question about page locked memory


What exactly is page locked memory? I understand it has higher bandwidth on the bus between CPU and GPU, resides on the host’s DRAM, and can be portable across CUDA contexts. But why not just use GPU memory directly? I’d much rather use GDDR3 any day, unless I know of the benefits of pinned memory on the host. So…

(1) what is it?
(2) why use it?
(3) when should i NOT use it?

Thanks :)

There’s a lot of info spread throughout posts on the forum…I’ll highlight a couple…

1 and 2:…st&p=286686


From what I gather, Pinned memory is great if you are going to be copying data back and forth between the CPU and GPU quite often but may not be that beneficial if you’re not doing many transfers…

Check out the topics above and other topics regarding pinned memory for more info

There is some confusion in this statement between page-locked memory and the zero-copy features of CUDA 2.2.

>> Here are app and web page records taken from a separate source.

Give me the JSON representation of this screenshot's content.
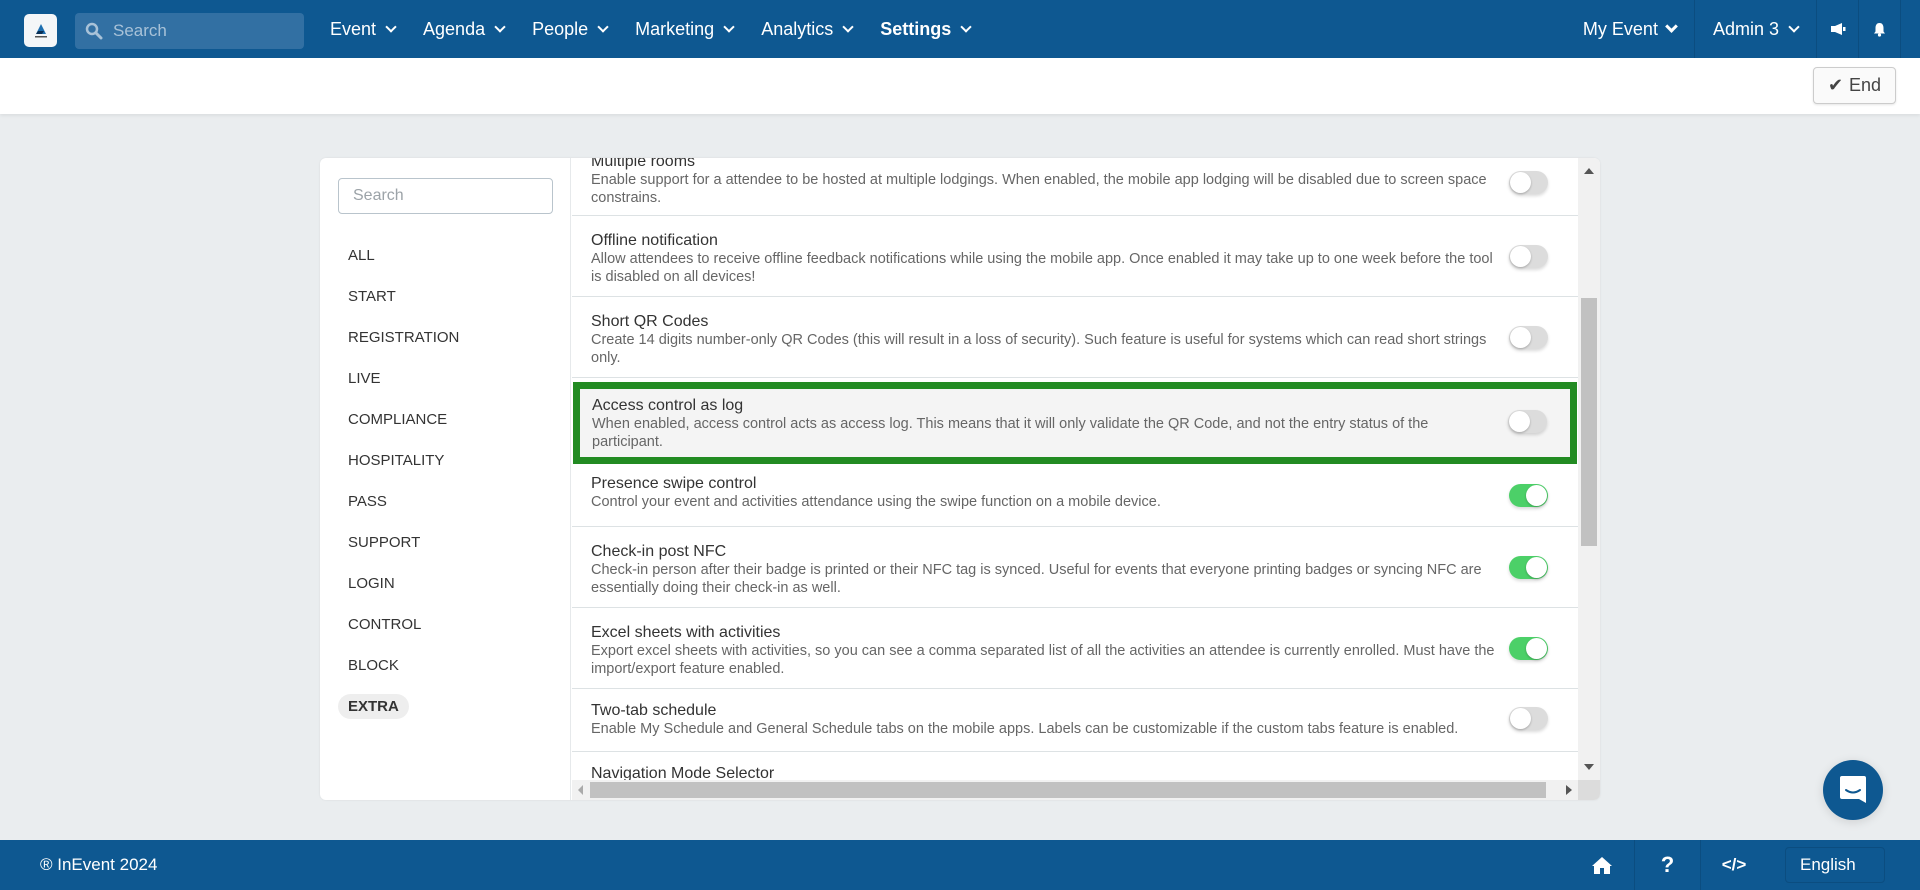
{
  "topnav": {
    "logo": "inevent-logo-icon",
    "search_placeholder": "Search",
    "menu": [
      {
        "label": "Event",
        "bold": false
      },
      {
        "label": "Agenda",
        "bold": false
      },
      {
        "label": "People",
        "bold": false
      },
      {
        "label": "Marketing",
        "bold": false
      },
      {
        "label": "Analytics",
        "bold": false
      },
      {
        "label": "Settings",
        "bold": true
      }
    ],
    "event_selector": "My Event",
    "user_menu": "Admin 3",
    "icons": [
      "megaphone-icon",
      "bell-icon"
    ]
  },
  "subheader": {
    "end_button": "End",
    "end_icon": "check-icon"
  },
  "leftnav": {
    "search_placeholder": "Search",
    "items": [
      {
        "label": "ALL"
      },
      {
        "label": "START"
      },
      {
        "label": "REGISTRATION"
      },
      {
        "label": "LIVE"
      },
      {
        "label": "COMPLIANCE"
      },
      {
        "label": "HOSPITALITY"
      },
      {
        "label": "PASS"
      },
      {
        "label": "SUPPORT"
      },
      {
        "label": "LOGIN"
      },
      {
        "label": "CONTROL"
      },
      {
        "label": "BLOCK"
      },
      {
        "label": "EXTRA"
      }
    ],
    "active": "EXTRA"
  },
  "features": [
    {
      "title": "Multiple rooms",
      "description": "Enable support for a attendee to be hosted at multiple lodgings. When enabled, the mobile app lodging will be disabled due to screen space constrains.",
      "enabled": false
    },
    {
      "title": "Offline notification",
      "description": "Allow attendees to receive offline feedback notifications while using the mobile app. Once enabled it may take up to one week before the tool is disabled on all devices!",
      "enabled": false
    },
    {
      "title": "Short QR Codes",
      "description": "Create 14 digits number-only QR Codes (this will result in a loss of security). Such feature is useful for systems which can read short strings only.",
      "enabled": false
    },
    {
      "title": "Access control as log",
      "description": "When enabled, access control acts as access log. This means that it will only validate the QR Code, and not the entry status of the participant.",
      "enabled": false,
      "highlighted": true
    },
    {
      "title": "Presence swipe control",
      "description": "Control your event and activities attendance using the swipe function on a mobile device.",
      "enabled": true
    },
    {
      "title": "Check-in post NFC",
      "description": "Check-in person after their badge is printed or their NFC tag is synced. Useful for events that everyone printing badges or syncing NFC are essentially doing their check-in as well.",
      "enabled": true
    },
    {
      "title": "Excel sheets with activities",
      "description": "Export excel sheets with activities, so you can see a comma separated list of all the activities an attendee is currently enrolled. Must have the import/export feature enabled.",
      "enabled": true
    },
    {
      "title": "Two-tab schedule",
      "description": "Enable My Schedule and General Schedule tabs on the mobile apps. Labels can be customizable if the custom tabs feature is enabled.",
      "enabled": false
    },
    {
      "title": "Navigation Mode Selector",
      "description": "",
      "enabled": null
    }
  ],
  "footer": {
    "copyright": "® InEvent 2024",
    "icons": [
      "home-icon",
      "help-icon",
      "code-icon"
    ],
    "language": "English"
  },
  "colors": {
    "brand": "#0e5891",
    "highlight_border": "#228b22",
    "toggle_on": "#4cd068",
    "toggle_off": "#dcdcdc"
  }
}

Page-locked memory by itself is only directly accessible to the host, but as the above post mentions, data can be copied between the page-locked memory and the GPU without an intermediate copy by the driver. With the exception of Core i7, there is generally a factor of two speed improvement on most systems in GPU memory transfer to/from page-locked host memory. (Triple channel Core i7 systems have so much memory bandwidth that there is almost no speed difference, amazingly, between page-locked and pageable memory.)

My general philosophy is to use page-locked host memory if I need to transfer anything to the GPU multiple times. The only reason not to use page-locked memory is if you don’t have control over memory allocation of the buffer (you have to use cudaMallocHost() to allocate page-locked memory) or if the size of your host buffer needs to be a significant fraction of the total memory in your computer. Page-locked memory cannot be swapped to disk (hence the name) and using too much of it reduces the amount of memory the OS has to devote to other tasks.

Zero-copy is an entirely new and different feature in CUDA 2.2. It lets you map a page-locked host buffer directly into the address space of the GPU, allowing you to perform CPU<->GPU transfers as needed while the kernel runs. The decision to use zero-copy memory depends a lot more on your algorithm specifics.

Also, page-locked memory is, by default, not portable between CUDA contexts. You can use it multiple host threads (with different contexts), but it will only be marked as page-locked in one that created it. In other contexts, it will be treated as pageable memory, triggering an unnecessary copy by the driver when used for GPU transfers. CUDA 2.2 also fixes this by allowing you to set a flag to allow all page-locked memory to be shared between OS threads.